It's when film's 'rain their terror', that scores 'rain their glorious splendor'. This score is no exceptional.
Pompeii. The ill-fated city of the Romans.
Mount Vesuvius. A live volcano that threatens to erupt any minute.
Lot's of people are aware of this ancient historical event. Pliny the Younger in a letter to Tactucus writes this about the eruption:
"Ashes were already falling, not as yet very thickly. I looked round: a dense black cloud was coming up behind us, spreading over the earth like a flood.'Let us leave the road while we can still see,'I said,'or we shall be knocked down and trampled underfoot in the dark by the crowd behind."

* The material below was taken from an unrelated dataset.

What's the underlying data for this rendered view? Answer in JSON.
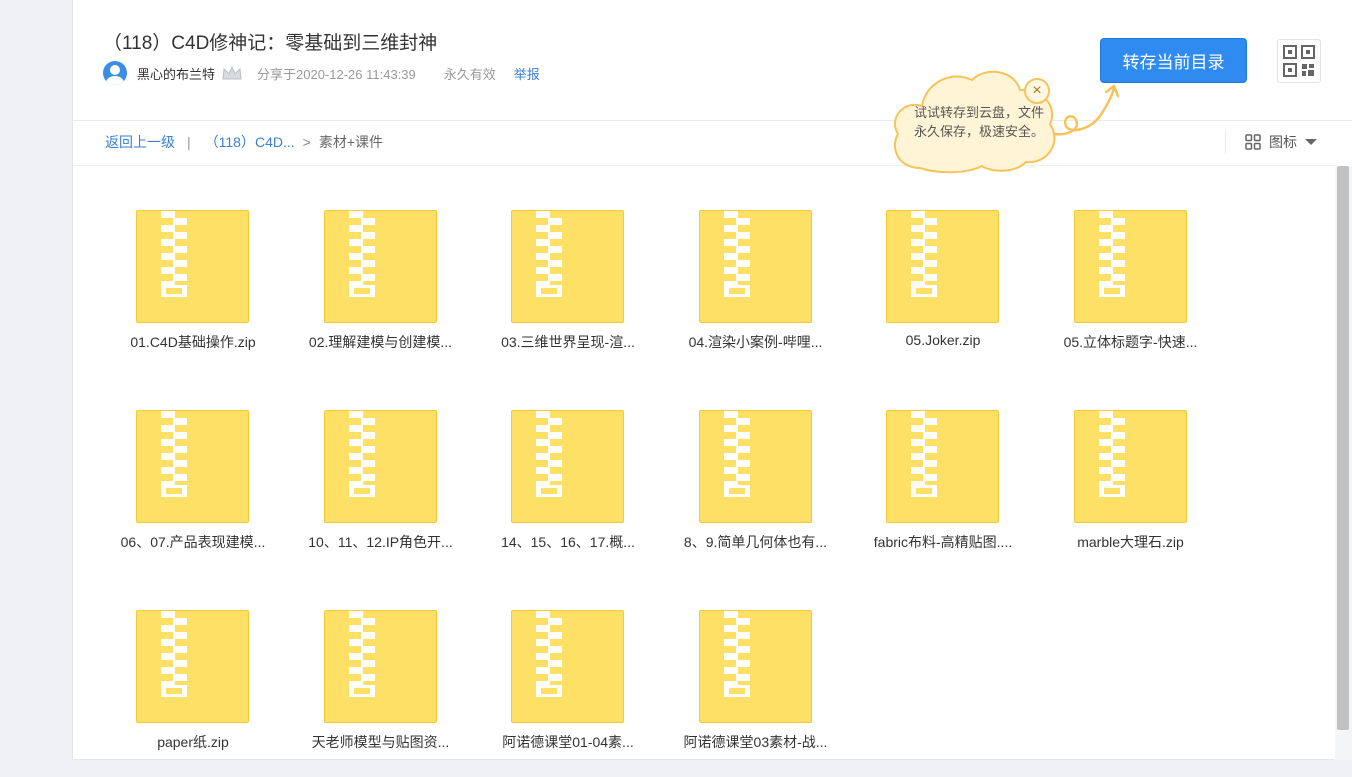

Pompeii, focus's on; Chaos, destruction, action, sword fights, and groundbreaking effects. Yet, amongst all that, the story of, love? Yes of course, a romance. The film has been getting a lot of criticism for be un-original and very cliche story-wise. Apparently, so is the score.
The album, composed by Clinton Shorter, has been described fittingly as 'trailer music'. And trailer music it is. The score is big, brassy, and epic. The main theme appears in all of it's glory, in the opening cue, Pompeii. The theme is a powerful, choral chant.
Most of the music is pure, epic-action music, heavy on the vocals and percussion.
The music takes a drastic change near the end of the album in the cue, I Won't Leave You. The cue starts off with synthetic vocals reminiscent of James Horner's Titanic. It transitions as slow strings play a mellow tune and female vocals take over. The cue is gorgeous and ethereal.
So, does trailer music belong in a movie score? Most critics agree that, 'no, trailer music doesn't belong in a film score' (Click here to read that particular review). I tend to agree however, it depends on the film. I believe that an epic film deserves an epic score. Is Pompeii an 'epic film'? Yes, it is and thus needs an appropriate score to follow suit.
- Away From You
- My Gods
- I Won't Leave You
- Praying For Help